China seems to be in the same position, economically speaking, that Japan was in the early 1970s.
Japan relied heavily on exports to register extraordinary growth in the 1950s and 1960s. But its growth was halted by the 1973 oil crisis, which also had a devastating effect on the world market. During the next decades, Japan's GDP grew 3.4 per cent a year, barely 40 per cent of the average rate it had achieved in the 20 years before the oil crisis.
And when its real estate bubble burst in 1993, Japan's GDP began a long period of virtually zero growth, with its domestic price levels declining secularly.
Analysts often associate the "Japan syndrome" to the country's exports-led growth model and demographic changes.
Dependence on exports made Japan vulnerable to the shocks suffered by the world market, because the savings accumulated through exports were the source of its real estate bubbles.
In terms of demographics, Japan's labour supply reached its peak in 1993, after which it started sliding toward an aging society; in fact, it is now has the highest proportion of aged people. One of the dire consequences of Japan's aging society is the continuous decline in its domestic demand.
China, too, followed a exports-led growth model for faster economic development. Like the 1973 oil crisis, the 2008 global financial crisis dealt a major blow to the world economy. As a result, China's export-oriented growth has decelerated since. And like in Japan in the late 1980s, the exports-led high rate of savings have contributed to China's real estate and stock market bubbles.
Moreover, China's demographic change is ahead of Japan by 20 years in terms of the two countries' per capita GDP. China's per capita GDP today is equivalent to that of Japan in the early 1970s, but China's labour supply has already begun to decline. In 10 to 15 years, China's baby-boom generation, those born between 1963 and 1976, will exit the labour market. Thus the Chinese economy could suffer the same fate as that of Japan.
However, China has one advantage, though, that is, it has a population 10 times that of Japan and an even larger territory. For one thing, the per capita GDP of China's nine coastal provinces/cities is twice as much as that of the inland provinces. As such, the force of convergence will ensure the inland provinces continue to grow even after the coastal region stops growing.
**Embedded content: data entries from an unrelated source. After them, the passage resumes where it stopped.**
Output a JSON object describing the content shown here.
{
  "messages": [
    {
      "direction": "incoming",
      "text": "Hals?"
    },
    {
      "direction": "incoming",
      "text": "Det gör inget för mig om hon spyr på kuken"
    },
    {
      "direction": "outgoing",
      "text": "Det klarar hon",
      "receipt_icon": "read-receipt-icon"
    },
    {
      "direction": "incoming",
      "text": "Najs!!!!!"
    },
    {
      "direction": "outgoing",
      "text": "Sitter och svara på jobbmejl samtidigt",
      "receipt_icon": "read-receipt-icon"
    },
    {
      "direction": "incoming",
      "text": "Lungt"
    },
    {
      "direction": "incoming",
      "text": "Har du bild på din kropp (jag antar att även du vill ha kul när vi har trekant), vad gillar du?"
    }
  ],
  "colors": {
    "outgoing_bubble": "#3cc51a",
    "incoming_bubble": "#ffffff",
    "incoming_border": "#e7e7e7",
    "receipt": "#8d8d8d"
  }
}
Eastern European countries' provide a good example of the force of convergence. In the 1990s, these countries were devastated by the shock therapy they adopted during their transition from command economies to market economies. The turning point came when they joined the European Union and adopted the euro, which turned their backwardness into a great advantage. Now, many of them have joined the ranks of high-income countries.
China as an economy represents the whole of Europe. The global financial crisis has given China's inland provinces a chance to catch up with their coastal counterparts. Thanks to the Chinese authorities' efforts to balance the distribution of industries across the country, several inland cities have become industrial centres; they are ready to accept the industries moving from the coast to the inland. Samsung's big investment in Xi'an, Shaanxi province, is but one example.
It is thus highly possible that China will do better than Japan did between 1973 and 1993. But for the inland provinces to close the income gap with the coastal region in 20 years, they will have to grow 3.5 per cent faster. And even if China's coastal region registers a 3.4 per cent growth, the same as Japan between 1973 and 1993, the whole country would grow by 5.4 per cent.
Although it would be much lower than what China achieved before 2010, the growth rate would allow the country to become a much richer society in 20 years and China's per capita real income could reach $28,600 (measured in today's PPP).
Therefore, China is likely to replace the United States as the world's largest consumer market, which by all means would be good news for the rest of the world.